“We depend on the forests for our income,” says Lo Lo May. “We used to sell vegetables like cucumbers and corn, but we realized how much more money we could earn from selling traditional medicinal herbs once the UN-REDD Programme activity started.” What’s more, it’s much easier for her physically, as she doesn’t need to till the land or apply fertilizer. She only needs to go into the forest and harvest them.
In 2017, the forests in her commune were allocated to the local communities for their own management in an effort to increase local stakeholder participation. The REDD+ PPMU helped the indigenous people develop sustainable forest management plans to access the forest to collect non-timber forest products, including traditional medicine. Nearly 2,000 people were involved in this process.
“The biggest change we have seen is that people are now aware of the importance of forest protection in Lao Cai,” says Mr. Tien. “People didn’t know how to harvest the plants in a sustainable way, so the Programme is helping them to learn. Now, they understand what part of the medicinal plants should be left to survive and which ones on the brink of extinction should be cultivated in gardens.”
“I want to contribute to developing the livelihoods of local people and to conserve their traditional knowledge.”

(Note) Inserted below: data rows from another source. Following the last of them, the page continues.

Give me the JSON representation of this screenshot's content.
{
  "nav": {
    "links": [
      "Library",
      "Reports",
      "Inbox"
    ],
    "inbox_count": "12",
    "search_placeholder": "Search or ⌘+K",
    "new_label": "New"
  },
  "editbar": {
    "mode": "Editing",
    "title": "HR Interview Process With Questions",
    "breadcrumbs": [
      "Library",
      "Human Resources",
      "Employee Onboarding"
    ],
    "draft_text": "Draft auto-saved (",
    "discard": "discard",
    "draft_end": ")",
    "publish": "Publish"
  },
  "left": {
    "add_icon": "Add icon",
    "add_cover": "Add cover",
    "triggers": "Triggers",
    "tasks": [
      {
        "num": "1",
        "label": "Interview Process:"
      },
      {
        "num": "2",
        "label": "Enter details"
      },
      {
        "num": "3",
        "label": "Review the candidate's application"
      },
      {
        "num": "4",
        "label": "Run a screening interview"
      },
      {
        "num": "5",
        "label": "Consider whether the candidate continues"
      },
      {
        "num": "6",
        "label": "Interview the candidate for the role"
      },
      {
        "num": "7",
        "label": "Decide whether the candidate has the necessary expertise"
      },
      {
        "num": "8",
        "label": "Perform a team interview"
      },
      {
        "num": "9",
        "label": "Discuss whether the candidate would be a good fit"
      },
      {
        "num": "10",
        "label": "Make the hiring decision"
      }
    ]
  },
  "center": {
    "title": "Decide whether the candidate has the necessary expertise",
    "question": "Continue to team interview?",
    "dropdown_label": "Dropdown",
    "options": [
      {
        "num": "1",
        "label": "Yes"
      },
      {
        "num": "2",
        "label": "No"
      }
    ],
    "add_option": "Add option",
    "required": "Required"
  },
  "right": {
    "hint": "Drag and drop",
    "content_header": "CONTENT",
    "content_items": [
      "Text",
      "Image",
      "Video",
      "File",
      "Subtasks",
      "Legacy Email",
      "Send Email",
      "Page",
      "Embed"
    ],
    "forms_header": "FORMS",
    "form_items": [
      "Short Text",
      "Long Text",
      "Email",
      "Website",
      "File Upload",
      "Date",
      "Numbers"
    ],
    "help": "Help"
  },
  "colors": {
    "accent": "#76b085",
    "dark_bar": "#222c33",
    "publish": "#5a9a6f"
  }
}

Tran Thanh Phung, the owner of Sapa Green, is famous for his commitment to working harmoniously with ethnic communities, and has been collaborating with the Dao people for the past 30 years. Since 2017, Mr. Phung has received assistance from the UN-REDD Programme to provide technical support and training to the Dao people on harvesting the medicinal plants sustainably from the forests.
“I want to contribute to developing the livelihoods of local people and to conserve their traditional knowledge,” he says. “In addition to my hotel staff of 200, I work with 45 households in this commune to source the herbal plants, so some 300 additional people are involved in my company’s value chain.”
Medicinal plants can offer a practical solution to address climate change by preserving Viet Nam’s natural forests while boosting the country’s economic development by involving the ethnic minorities that collect and process these plants who are among the poorest and most vulnerable. The market for medicinal products with ingredients like dinh lang is booming nationally and internationally from neighboring China and beyond, with estimated global market demand increasing by 15 percent annually.
The UN-REDD Programme, jointly convened by FAO, UNDP and UN Environment, has been working closely with the Government of Viet Nam to develop relevant policies, mechanisms and the overall readiness and action plan for REDD+ implementation for nearly a decade. When Viet Nam joined the global UN-REDD initiative in 2009, it was one of the nine original national programmes. Phase I, which ran from 2009 to 2012, focused not only on getting “REDD+ ready,” but also on contributing to reducing emissions from deforestation and forest degradation nationally and regionally. Phase II, from 2013 to 2018, focuses on enhancing Viet Nam’s ability to benefit from future results-based payments for REDD+ and undertaking transformational changes in the forestry sector, including making the link between the conservation of natural forests with the rural development of its ethnic minorities.
By: Leona Liu, Regional Communications Specialist for Asia & the Pacific, UN-REDD Programme.
As a former TV reporter for leading global media (Reuters, Arte, France 24), she is passionate about storytelling for impact, and using strategic communications as a conduit to connect like-minded people to accelerate positive action in the fields of forestry, environment and sustainability.